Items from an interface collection
────────

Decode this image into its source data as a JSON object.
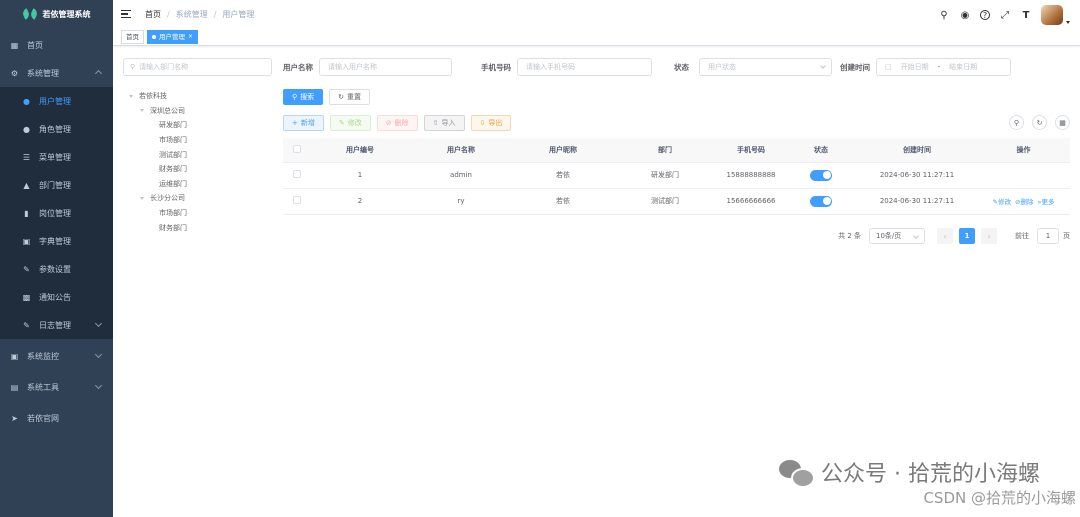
{
  "app": {
    "title": "若依管理系统"
  },
  "sidebar": {
    "items": [
      {
        "label": "首页",
        "icon": "dashboard-icon"
      },
      {
        "label": "系统管理",
        "icon": "gear-icon",
        "expanded": true
      },
      {
        "label": "用户管理",
        "icon": "user-icon",
        "active": true
      },
      {
        "label": "角色管理",
        "icon": "peoples-icon"
      },
      {
        "label": "菜单管理",
        "icon": "tree-table-icon"
      },
      {
        "label": "部门管理",
        "icon": "tree-icon"
      },
      {
        "label": "岗位管理",
        "icon": "post-icon"
      },
      {
        "label": "字典管理",
        "icon": "dict-icon"
      },
      {
        "label": "参数设置",
        "icon": "edit-icon"
      },
      {
        "label": "通知公告",
        "icon": "message-icon"
      },
      {
        "label": "日志管理",
        "icon": "log-icon"
      },
      {
        "label": "系统监控",
        "icon": "monitor-icon"
      },
      {
        "label": "系统工具",
        "icon": "tool-icon"
      },
      {
        "label": "若依官网",
        "icon": "guide-icon"
      }
    ]
  },
  "navbar": {
    "breadcrumb": [
      "首页",
      "系统管理",
      "用户管理"
    ],
    "sep": "/"
  },
  "tags": {
    "home": "首页",
    "active": "用户管理",
    "close": "×"
  },
  "dept_tree": {
    "search_placeholder": "请输入部门名称",
    "nodes": {
      "root": "若依科技",
      "shenzhen": "深圳总公司",
      "sz_rd": "研发部门",
      "sz_market": "市场部门",
      "sz_test": "测试部门",
      "sz_finance": "财务部门",
      "sz_ops": "运维部门",
      "changsha": "长沙分公司",
      "cs_market": "市场部门",
      "cs_finance": "财务部门"
    }
  },
  "search": {
    "username_label": "用户名称",
    "username_placeholder": "请输入用户名称",
    "phone_label": "手机号码",
    "phone_placeholder": "请输入手机号码",
    "status_label": "状态",
    "status_placeholder": "用户状态",
    "created_label": "创建时间",
    "start_placeholder": "开始日期",
    "range_sep": "-",
    "end_placeholder": "结束日期",
    "search_btn": "搜索",
    "reset_btn": "重置"
  },
  "toolbar": {
    "add": "新增",
    "edit": "修改",
    "delete": "删除",
    "import": "导入",
    "export": "导出"
  },
  "table": {
    "headers": [
      "用户编号",
      "用户名称",
      "用户昵称",
      "部门",
      "手机号码",
      "状态",
      "创建时间",
      "操作"
    ],
    "rows": [
      {
        "id": "1",
        "username": "admin",
        "nickname": "若依",
        "dept": "研发部门",
        "phone": "15888888888",
        "status": true,
        "created": "2024-06-30 11:27:11",
        "ops": []
      },
      {
        "id": "2",
        "username": "ry",
        "nickname": "若依",
        "dept": "测试部门",
        "phone": "15666666666",
        "status": true,
        "created": "2024-06-30 11:27:11",
        "ops": [
          "修改",
          "删除",
          "更多"
        ]
      }
    ]
  },
  "pagination": {
    "total_text": "共 2 条",
    "page_size": "10条/页",
    "current": "1",
    "goto_label": "前往",
    "goto_value": "1",
    "page_suffix": "页"
  },
  "watermark": {
    "text": "公众号 · 拾荒的小海螺",
    "csdn": "CSDN @拾荒的小海螺"
  },
  "colors": {
    "sidebar": "#304156",
    "submenu": "#1f2d3d",
    "accent": "#409eff"
  }
}
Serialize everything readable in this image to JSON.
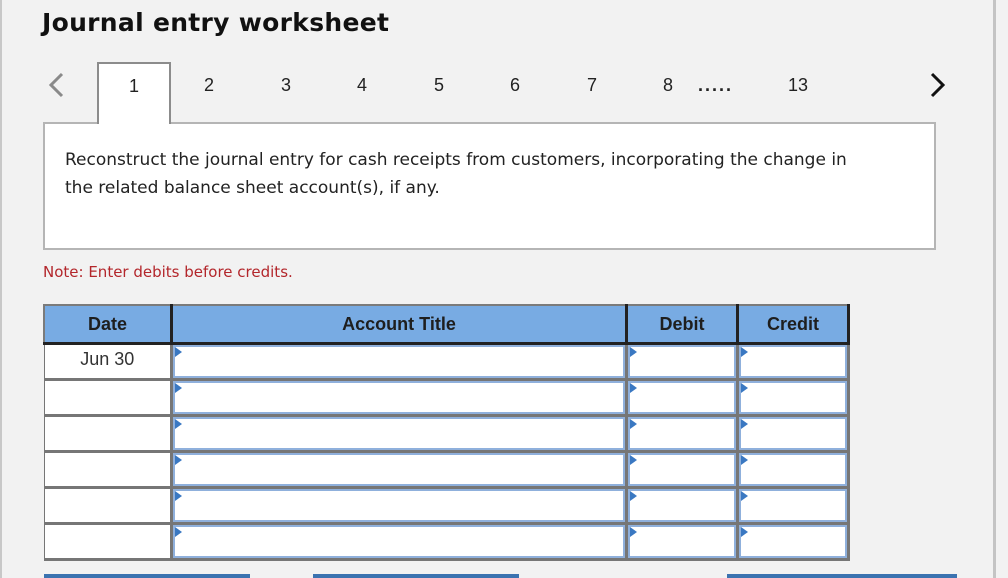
{
  "header": {
    "title": "Journal entry worksheet"
  },
  "pagination": {
    "prev_icon": "chevron-left-icon",
    "next_icon": "chevron-right-icon",
    "tabs": [
      "1",
      "2",
      "3",
      "4",
      "5",
      "6",
      "7",
      "8"
    ],
    "active_tab": "1",
    "ellipsis": ".....",
    "last_tab": "13"
  },
  "question": {
    "text": "Reconstruct the journal entry for cash receipts from customers, incorporating the change in the related balance sheet account(s), if any."
  },
  "note": {
    "text": "Note: Enter debits before credits.",
    "color": "#b3262b"
  },
  "table": {
    "header_color": "#78abe3",
    "columns": [
      "Date",
      "Account Title",
      "Debit",
      "Credit"
    ],
    "rows": [
      {
        "date": "Jun 30",
        "account": "",
        "debit": "",
        "credit": ""
      },
      {
        "date": "",
        "account": "",
        "debit": "",
        "credit": ""
      },
      {
        "date": "",
        "account": "",
        "debit": "",
        "credit": ""
      },
      {
        "date": "",
        "account": "",
        "debit": "",
        "credit": ""
      },
      {
        "date": "",
        "account": "",
        "debit": "",
        "credit": ""
      },
      {
        "date": "",
        "account": "",
        "debit": "",
        "credit": ""
      }
    ]
  }
}
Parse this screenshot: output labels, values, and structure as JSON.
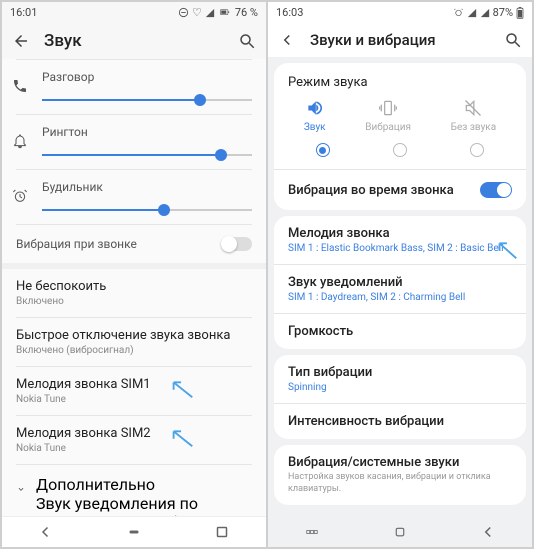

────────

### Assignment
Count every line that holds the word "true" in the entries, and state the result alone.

### Result
4